EXERCISE DESCRIPTION :: Take the data below and filter it for lines containing the word "JSON"; show each line found.

[Entries from a dataset of interfaces]

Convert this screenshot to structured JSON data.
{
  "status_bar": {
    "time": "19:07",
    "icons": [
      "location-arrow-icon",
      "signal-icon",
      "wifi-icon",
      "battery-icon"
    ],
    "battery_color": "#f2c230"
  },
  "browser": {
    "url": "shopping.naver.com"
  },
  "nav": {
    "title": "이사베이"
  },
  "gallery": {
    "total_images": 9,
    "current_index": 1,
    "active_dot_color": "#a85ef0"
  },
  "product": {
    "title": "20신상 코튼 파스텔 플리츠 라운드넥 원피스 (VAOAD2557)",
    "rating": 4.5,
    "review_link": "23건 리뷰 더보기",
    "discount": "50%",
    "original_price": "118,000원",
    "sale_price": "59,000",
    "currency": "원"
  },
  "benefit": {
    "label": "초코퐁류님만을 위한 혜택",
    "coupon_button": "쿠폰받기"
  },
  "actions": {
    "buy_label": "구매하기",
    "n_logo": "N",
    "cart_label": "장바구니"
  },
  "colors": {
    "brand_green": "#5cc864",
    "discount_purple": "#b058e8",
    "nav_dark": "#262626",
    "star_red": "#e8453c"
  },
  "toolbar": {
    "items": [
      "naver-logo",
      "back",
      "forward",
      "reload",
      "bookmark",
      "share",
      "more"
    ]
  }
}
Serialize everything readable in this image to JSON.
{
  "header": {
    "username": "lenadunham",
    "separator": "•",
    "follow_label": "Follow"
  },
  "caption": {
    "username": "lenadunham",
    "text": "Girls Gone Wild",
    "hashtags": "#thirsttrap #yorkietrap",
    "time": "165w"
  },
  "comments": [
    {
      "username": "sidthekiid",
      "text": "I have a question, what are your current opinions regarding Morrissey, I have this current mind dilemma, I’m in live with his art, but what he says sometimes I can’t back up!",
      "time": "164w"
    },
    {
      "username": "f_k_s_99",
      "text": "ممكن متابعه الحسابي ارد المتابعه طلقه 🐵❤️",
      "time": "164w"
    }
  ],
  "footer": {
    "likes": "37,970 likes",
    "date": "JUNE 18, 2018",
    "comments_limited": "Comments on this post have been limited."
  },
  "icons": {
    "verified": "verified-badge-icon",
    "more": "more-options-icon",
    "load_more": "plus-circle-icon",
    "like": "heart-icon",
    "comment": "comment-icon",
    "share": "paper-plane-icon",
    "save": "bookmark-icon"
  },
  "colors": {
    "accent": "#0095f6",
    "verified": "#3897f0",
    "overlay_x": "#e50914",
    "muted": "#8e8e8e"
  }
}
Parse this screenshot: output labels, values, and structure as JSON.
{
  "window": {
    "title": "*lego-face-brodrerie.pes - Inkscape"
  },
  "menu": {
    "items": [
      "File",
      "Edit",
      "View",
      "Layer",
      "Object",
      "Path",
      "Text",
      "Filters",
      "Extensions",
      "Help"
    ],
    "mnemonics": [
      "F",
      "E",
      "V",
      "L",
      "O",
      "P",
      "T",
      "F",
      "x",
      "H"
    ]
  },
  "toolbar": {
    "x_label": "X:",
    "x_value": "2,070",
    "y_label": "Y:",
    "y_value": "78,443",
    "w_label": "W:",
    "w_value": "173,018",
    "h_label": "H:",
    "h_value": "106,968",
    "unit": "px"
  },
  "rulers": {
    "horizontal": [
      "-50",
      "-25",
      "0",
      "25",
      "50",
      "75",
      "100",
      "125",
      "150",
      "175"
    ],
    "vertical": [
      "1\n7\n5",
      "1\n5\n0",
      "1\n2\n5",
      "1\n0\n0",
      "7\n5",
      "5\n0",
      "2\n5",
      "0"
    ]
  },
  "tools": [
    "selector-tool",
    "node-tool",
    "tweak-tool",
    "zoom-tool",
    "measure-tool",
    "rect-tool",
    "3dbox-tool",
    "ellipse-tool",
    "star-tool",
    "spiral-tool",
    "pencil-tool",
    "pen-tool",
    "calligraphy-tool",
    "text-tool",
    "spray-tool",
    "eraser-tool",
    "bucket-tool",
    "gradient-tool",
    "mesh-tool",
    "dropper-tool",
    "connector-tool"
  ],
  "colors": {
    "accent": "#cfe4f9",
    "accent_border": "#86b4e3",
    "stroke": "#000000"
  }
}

OUTPUT FOR THIS TASK ::
Convert this screenshot to structured JSON data.
Serialize everything readable in this image to JSON.
Parse this screenshot: output labels, values, and structure as JSON.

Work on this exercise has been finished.